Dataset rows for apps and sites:
===============

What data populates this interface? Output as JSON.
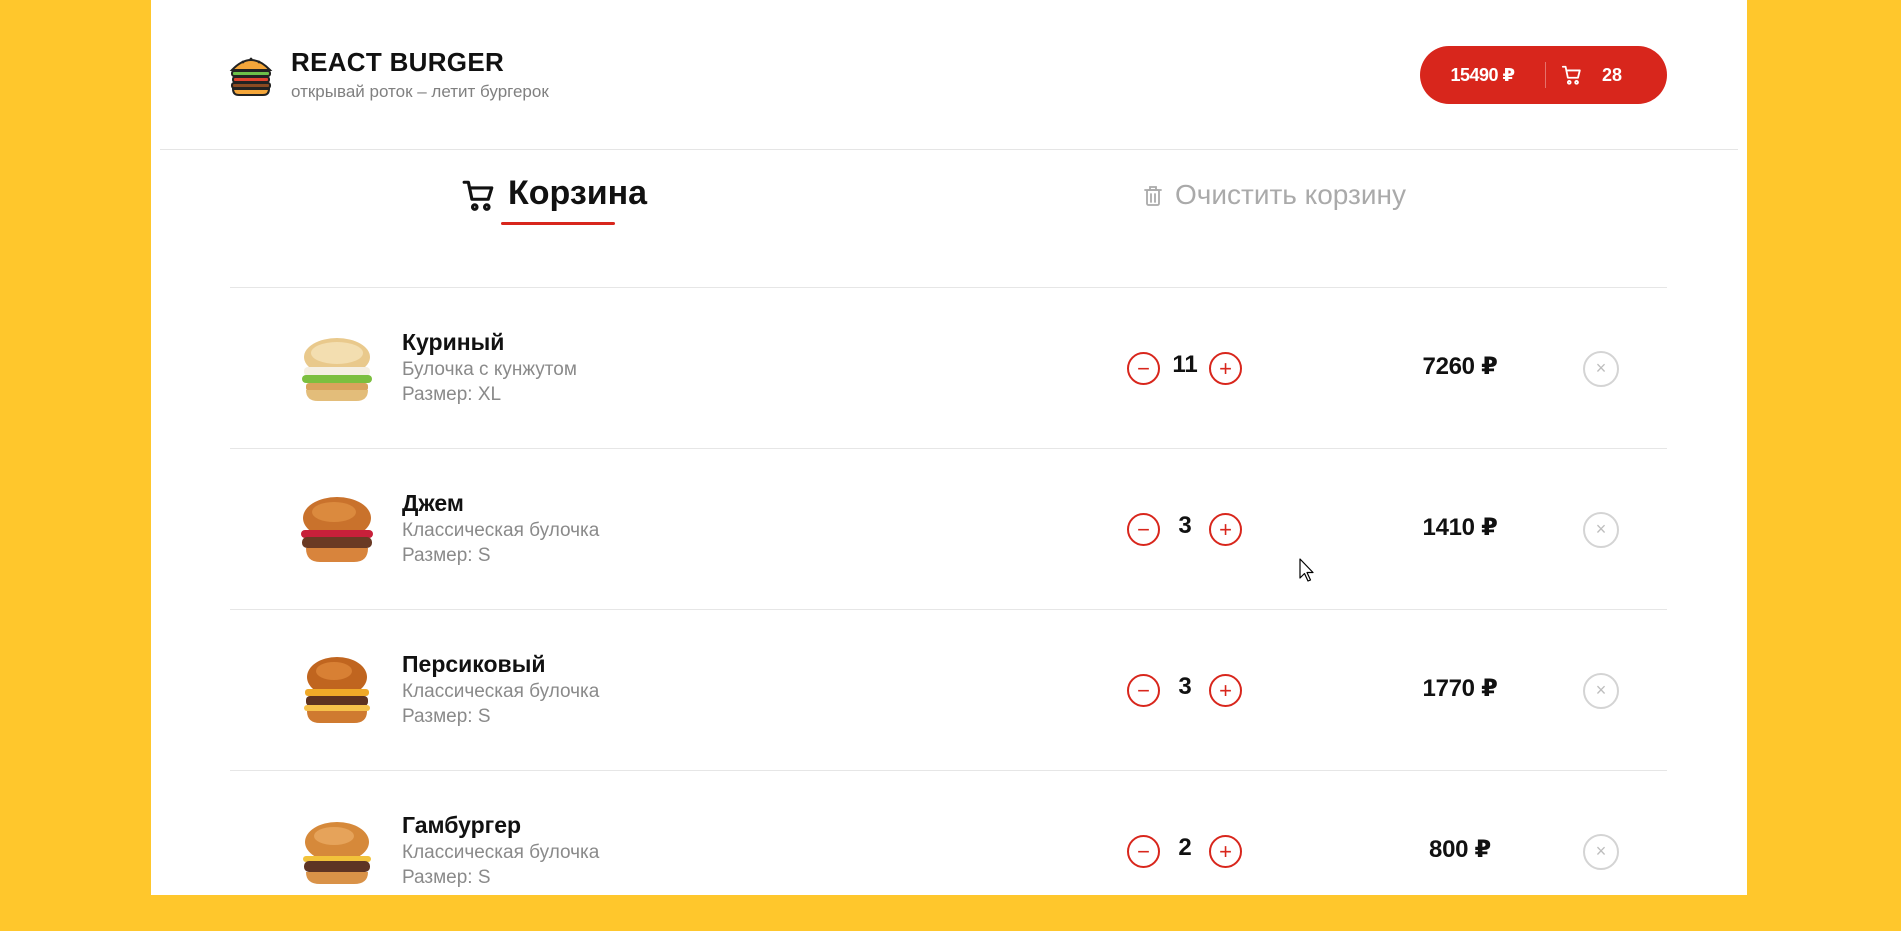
{
  "header": {
    "title": "REACT BURGER",
    "subtitle": "открывай роток – летит бургерок",
    "cart_total": "15490 ₽",
    "cart_count": "28",
    "logo_icon": "burger-logo-icon",
    "cart_icon": "cart-icon"
  },
  "cart": {
    "title": "Корзина",
    "clear_label": "Очистить корзину",
    "accent": "#d8261c"
  },
  "items": [
    {
      "name": "Куриный",
      "bun": "Булочка с кунжутом",
      "size": "Размер: XL",
      "qty": "11",
      "price": "7260 ₽",
      "minus": "−",
      "plus": "+",
      "remove": "×"
    },
    {
      "name": "Джем",
      "bun": "Классическая булочка",
      "size": "Размер: S",
      "qty": "3",
      "price": "1410 ₽",
      "minus": "−",
      "plus": "+",
      "remove": "×"
    },
    {
      "name": "Персиковый",
      "bun": "Классическая булочка",
      "size": "Размер: S",
      "qty": "3",
      "price": "1770 ₽",
      "minus": "−",
      "plus": "+",
      "remove": "×"
    },
    {
      "name": "Гамбургер",
      "bun": "Классическая булочка",
      "size": "Размер: S",
      "qty": "2",
      "price": "800 ₽",
      "minus": "−",
      "plus": "+",
      "remove": "×"
    }
  ]
}
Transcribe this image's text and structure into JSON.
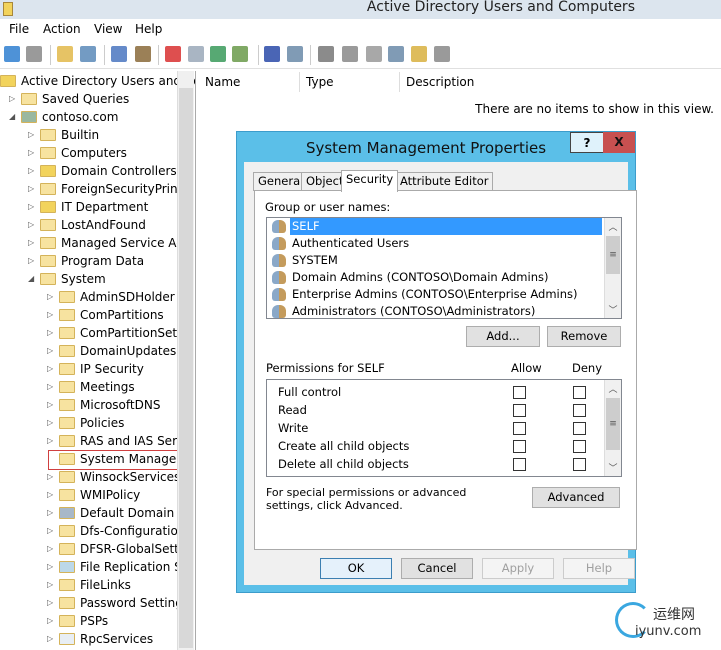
{
  "window": {
    "title": "Active Directory Users and Computers"
  },
  "menu": [
    "File",
    "Action",
    "View",
    "Help"
  ],
  "toolbar": [
    "back-icon",
    "forward-icon",
    "up-folder-icon",
    "show-console-tree-icon",
    "cut-icon",
    "paste-icon",
    "delete-icon",
    "properties-icon",
    "refresh-icon",
    "export-list-icon",
    "help-icon",
    "show-action-pane-icon",
    "new-user-icon",
    "new-group-icon",
    "new-ou-icon",
    "filter-icon",
    "find-icon",
    "add-to-group-icon"
  ],
  "tree": [
    {
      "level": 0,
      "exp": "",
      "icon": "snapin",
      "label": "Active Directory Users and Co"
    },
    {
      "level": 1,
      "exp": "closed",
      "icon": "folder",
      "label": "Saved Queries"
    },
    {
      "level": 1,
      "exp": "open",
      "icon": "domain",
      "label": "contoso.com"
    },
    {
      "level": 2,
      "exp": "closed",
      "icon": "folder",
      "label": "Builtin"
    },
    {
      "level": 2,
      "exp": "closed",
      "icon": "folder",
      "label": "Computers"
    },
    {
      "level": 2,
      "exp": "closed",
      "icon": "ou",
      "label": "Domain Controllers"
    },
    {
      "level": 2,
      "exp": "closed",
      "icon": "folder",
      "label": "ForeignSecurityPrinci"
    },
    {
      "level": 2,
      "exp": "closed",
      "icon": "ou",
      "label": "IT Department"
    },
    {
      "level": 2,
      "exp": "closed",
      "icon": "folder",
      "label": "LostAndFound"
    },
    {
      "level": 2,
      "exp": "closed",
      "icon": "folder",
      "label": "Managed Service Acc"
    },
    {
      "level": 2,
      "exp": "closed",
      "icon": "folder",
      "label": "Program Data"
    },
    {
      "level": 2,
      "exp": "open",
      "icon": "folder",
      "label": "System"
    },
    {
      "level": 3,
      "exp": "closed",
      "icon": "folder",
      "label": "AdminSDHolder"
    },
    {
      "level": 3,
      "exp": "closed",
      "icon": "folder",
      "label": "ComPartitions"
    },
    {
      "level": 3,
      "exp": "closed",
      "icon": "folder",
      "label": "ComPartitionSets"
    },
    {
      "level": 3,
      "exp": "closed",
      "icon": "folder",
      "label": "DomainUpdates"
    },
    {
      "level": 3,
      "exp": "closed",
      "icon": "folder",
      "label": "IP Security"
    },
    {
      "level": 3,
      "exp": "closed",
      "icon": "folder",
      "label": "Meetings"
    },
    {
      "level": 3,
      "exp": "closed",
      "icon": "folder",
      "label": "MicrosoftDNS"
    },
    {
      "level": 3,
      "exp": "closed",
      "icon": "folder",
      "label": "Policies"
    },
    {
      "level": 3,
      "exp": "closed",
      "icon": "folder",
      "label": "RAS and IAS Serve"
    },
    {
      "level": 3,
      "exp": "",
      "icon": "folder",
      "label": "System Managem",
      "selected": true
    },
    {
      "level": 3,
      "exp": "closed",
      "icon": "folder",
      "label": "WinsockServices"
    },
    {
      "level": 3,
      "exp": "closed",
      "icon": "folder",
      "label": "WMIPolicy"
    },
    {
      "level": 3,
      "exp": "closed",
      "icon": "gpo",
      "label": "Default Domain P"
    },
    {
      "level": 3,
      "exp": "closed",
      "icon": "folder",
      "label": "Dfs-Configuration"
    },
    {
      "level": 3,
      "exp": "closed",
      "icon": "folder",
      "label": "DFSR-GlobalSettin"
    },
    {
      "level": 3,
      "exp": "closed",
      "icon": "frs",
      "label": "File Replication Se"
    },
    {
      "level": 3,
      "exp": "closed",
      "icon": "folder",
      "label": "FileLinks"
    },
    {
      "level": 3,
      "exp": "closed",
      "icon": "folder",
      "label": "Password Settings"
    },
    {
      "level": 3,
      "exp": "closed",
      "icon": "folder",
      "label": "PSPs"
    },
    {
      "level": 3,
      "exp": "closed",
      "icon": "rpc",
      "label": "RpcServices"
    }
  ],
  "list": {
    "columns": [
      "Name",
      "Type",
      "Description"
    ],
    "empty": "There are no items to show in this view."
  },
  "dialog": {
    "title": "System Management Properties",
    "help": "?",
    "close": "X",
    "tabs": [
      "General",
      "Object",
      "Security",
      "Attribute Editor"
    ],
    "active_tab": "Security",
    "group_label": "Group or user names:",
    "users": [
      "SELF",
      "Authenticated Users",
      "SYSTEM",
      "Domain Admins (CONTOSO\\Domain Admins)",
      "Enterprise Admins (CONTOSO\\Enterprise Admins)",
      "Administrators (CONTOSO\\Administrators)"
    ],
    "add": "Add...",
    "remove": "Remove",
    "perm_label": "Permissions for SELF",
    "allow": "Allow",
    "deny": "Deny",
    "permissions": [
      {
        "name": "Full control",
        "allow": false,
        "deny": false
      },
      {
        "name": "Read",
        "allow": false,
        "deny": false
      },
      {
        "name": "Write",
        "allow": false,
        "deny": false
      },
      {
        "name": "Create all child objects",
        "allow": false,
        "deny": false
      },
      {
        "name": "Delete all child objects",
        "allow": false,
        "deny": false
      }
    ],
    "advanced_text": "For special permissions or advanced settings, click Advanced.",
    "advanced": "Advanced",
    "ok": "OK",
    "cancel": "Cancel",
    "apply": "Apply",
    "help_btn": "Help"
  },
  "watermark": {
    "cn": "运维网",
    "url": "iyunv.com"
  }
}
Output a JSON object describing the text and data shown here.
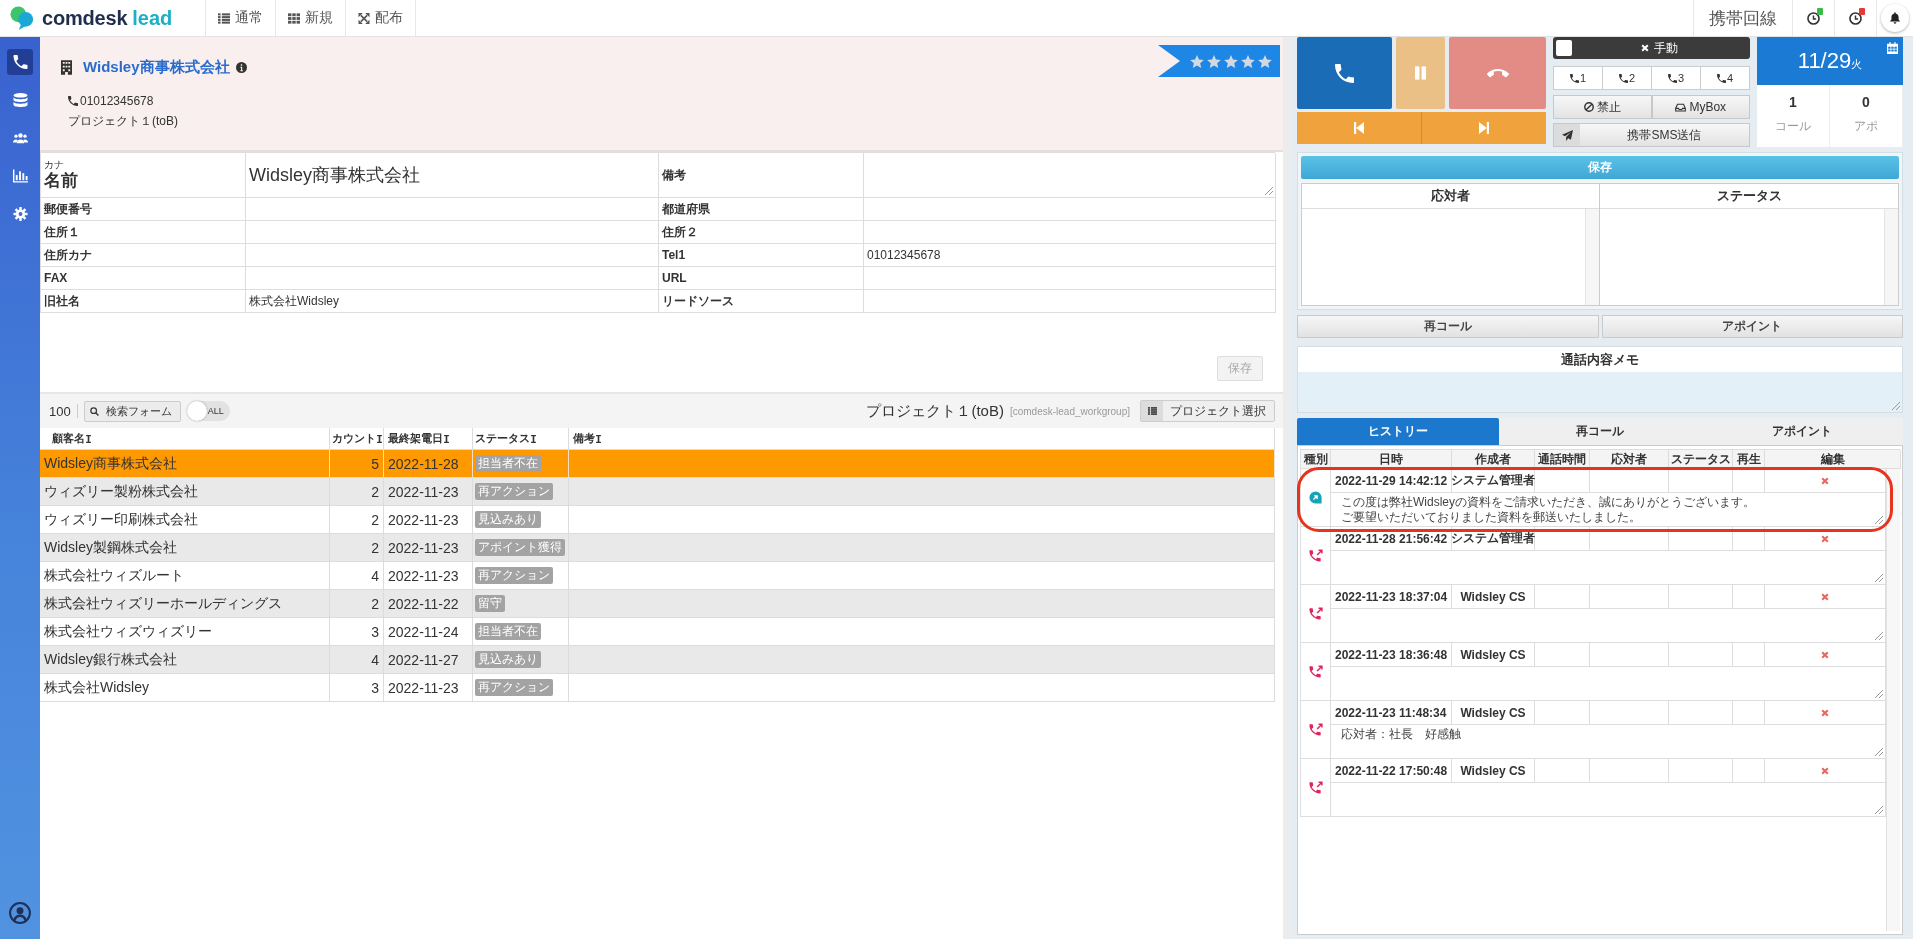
{
  "topbar": {
    "logo": {
      "name": "comdesk",
      "suffix": "lead"
    },
    "nav": [
      {
        "label": "通常"
      },
      {
        "label": "新規"
      },
      {
        "label": "配布"
      }
    ],
    "line_label": "携帯回線",
    "timers": [
      {
        "color": "#3dbb4a"
      },
      {
        "color": "#e53935"
      }
    ]
  },
  "sidebar": {
    "items": [
      {
        "selected": true
      },
      {
        "selected": false
      },
      {
        "selected": false
      },
      {
        "selected": false
      },
      {
        "selected": false
      }
    ]
  },
  "lead": {
    "title": "Widsley商事株式会社",
    "phone": "01012345678",
    "project": "プロジェクト１(toB)",
    "stars": 5
  },
  "form": {
    "rows": [
      [
        {
          "kind": "name",
          "sublabel": "カナ",
          "label": "名前",
          "value": "Widsley商事株式会社"
        },
        {
          "kind": "textarea",
          "label": "備考"
        }
      ],
      [
        {
          "kind": "text",
          "label": "郵便番号"
        },
        {
          "kind": "text",
          "label": "都道府県"
        }
      ],
      [
        {
          "kind": "text",
          "label": "住所１"
        },
        {
          "kind": "text",
          "label": "住所２"
        }
      ],
      [
        {
          "kind": "text",
          "label": "住所カナ"
        },
        {
          "kind": "text",
          "label": "Tel1",
          "value": "01012345678"
        }
      ],
      [
        {
          "kind": "text",
          "label": "FAX"
        },
        {
          "kind": "text",
          "label": "URL"
        }
      ],
      [
        {
          "kind": "text",
          "label": "旧社名",
          "value": "株式会社Widsley"
        },
        {
          "kind": "text",
          "label": "リードソース"
        }
      ]
    ],
    "save_button": {
      "label": "保存",
      "disabled": true
    }
  },
  "list": {
    "count": "100",
    "search_button": "検索フォーム",
    "all_toggle": {
      "label": "ALL",
      "on": false
    },
    "project": "プロジェクト１(toB)",
    "workgroup": "[comdesk-lead_workgroup]",
    "project_button": "プロジェクト選択",
    "columns": [
      "顧客名",
      "カウント",
      "最終架電日",
      "ステータス",
      "備考"
    ],
    "rows": [
      {
        "name": "Widsley商事株式会社",
        "count": "5",
        "date": "2022-11-28",
        "status": "担当者不在",
        "selected": true
      },
      {
        "name": "ウィズリー製粉株式会社",
        "count": "2",
        "date": "2022-11-23",
        "status": "再アクション",
        "selected": false
      },
      {
        "name": "ウィズリー印刷株式会社",
        "count": "2",
        "date": "2022-11-23",
        "status": "見込みあり",
        "selected": false
      },
      {
        "name": "Widsley製鋼株式会社",
        "count": "2",
        "date": "2022-11-23",
        "status": "アポイント獲得",
        "selected": false
      },
      {
        "name": "株式会社ウィズルート",
        "count": "4",
        "date": "2022-11-23",
        "status": "再アクション",
        "selected": false
      },
      {
        "name": "株式会社ウィズリーホールディングス",
        "count": "2",
        "date": "2022-11-22",
        "status": "留守",
        "selected": false
      },
      {
        "name": "株式会社ウィズウィズリー",
        "count": "3",
        "date": "2022-11-24",
        "status": "担当者不在",
        "selected": false
      },
      {
        "name": "Widsley銀行株式会社",
        "count": "4",
        "date": "2022-11-27",
        "status": "見込みあり",
        "selected": false
      },
      {
        "name": "株式会社Widsley",
        "count": "3",
        "date": "2022-11-23",
        "status": "再アクション",
        "selected": false
      }
    ]
  },
  "phone": {
    "manual": {
      "label": "手動",
      "checked": false
    },
    "lines": [
      "1",
      "2",
      "3",
      "4"
    ],
    "block_button": "禁止",
    "mybox_button": "MyBox",
    "sms_button": "携帯SMS送信"
  },
  "date": {
    "date": "11/29",
    "weekday": "火",
    "stats": [
      {
        "value": "1",
        "label": "コール"
      },
      {
        "value": "0",
        "label": "アポ"
      }
    ]
  },
  "response": {
    "save_button": "保存",
    "columns": [
      "応対者",
      "ステータス"
    ]
  },
  "actions": [
    "再コール",
    "アポイント"
  ],
  "memo": {
    "title": "通話内容メモ"
  },
  "history": {
    "tabs": [
      {
        "label": "ヒストリー",
        "selected": true
      },
      {
        "label": "再コール",
        "selected": false
      },
      {
        "label": "アポイント",
        "selected": false
      }
    ],
    "columns": [
      "種別",
      "日時",
      "作成者",
      "通話時間",
      "応対者",
      "ステータス",
      "再生",
      "編集"
    ],
    "records": [
      {
        "kind": "message",
        "datetime": "2022-11-29 14:42:12",
        "author": "システム管理者",
        "memo": [
          "この度は弊社Widsleyの資料をご請求いただき、誠にありがとうございます。",
          "ご要望いただいておりました資料を郵送いたしました。"
        ],
        "highlighted": true
      },
      {
        "kind": "call",
        "datetime": "2022-11-28 21:56:42",
        "author": "システム管理者",
        "highlighted": false
      },
      {
        "kind": "call",
        "datetime": "2022-11-23 18:37:04",
        "author": "Widsley CS",
        "highlighted": false
      },
      {
        "kind": "call",
        "datetime": "2022-11-23 18:36:48",
        "author": "Widsley CS",
        "highlighted": false
      },
      {
        "kind": "call",
        "datetime": "2022-11-23 11:48:34",
        "author": "Widsley CS",
        "memo": [
          "応対者：社長　好感触"
        ],
        "highlighted": false
      },
      {
        "kind": "call",
        "datetime": "2022-11-22 17:50:48",
        "author": "Widsley CS",
        "highlighted": false
      }
    ]
  }
}
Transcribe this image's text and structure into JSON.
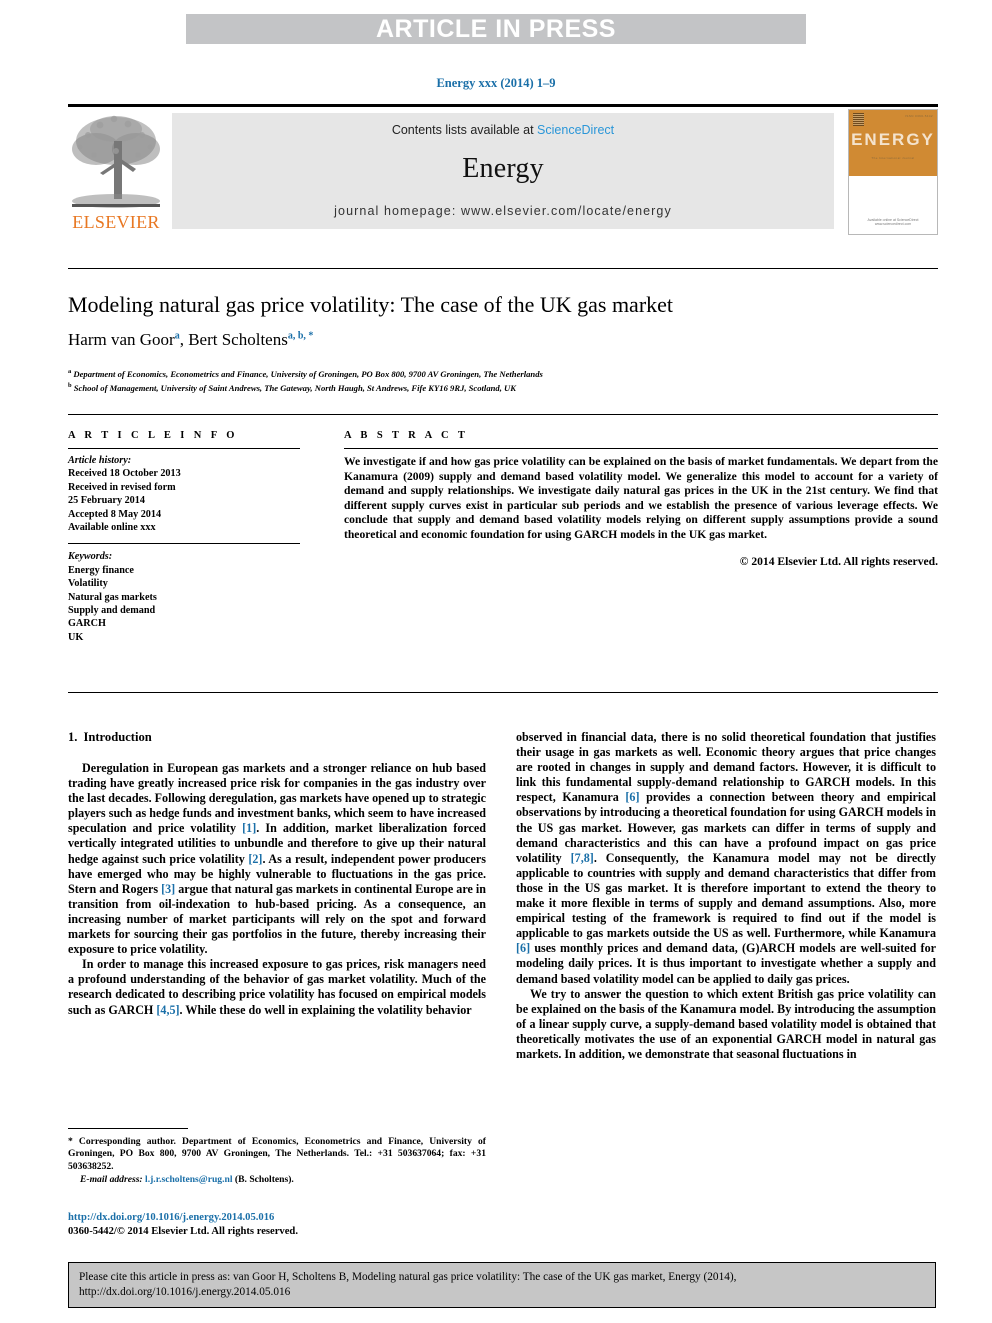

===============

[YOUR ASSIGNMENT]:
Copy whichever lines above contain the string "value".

[FINAL ANSWER]:
          "value": "Widsley商事株式会社"
          "value": "01012345678"
          "value": "株式会社Widsley"
        "value": "1",
        "value": "0",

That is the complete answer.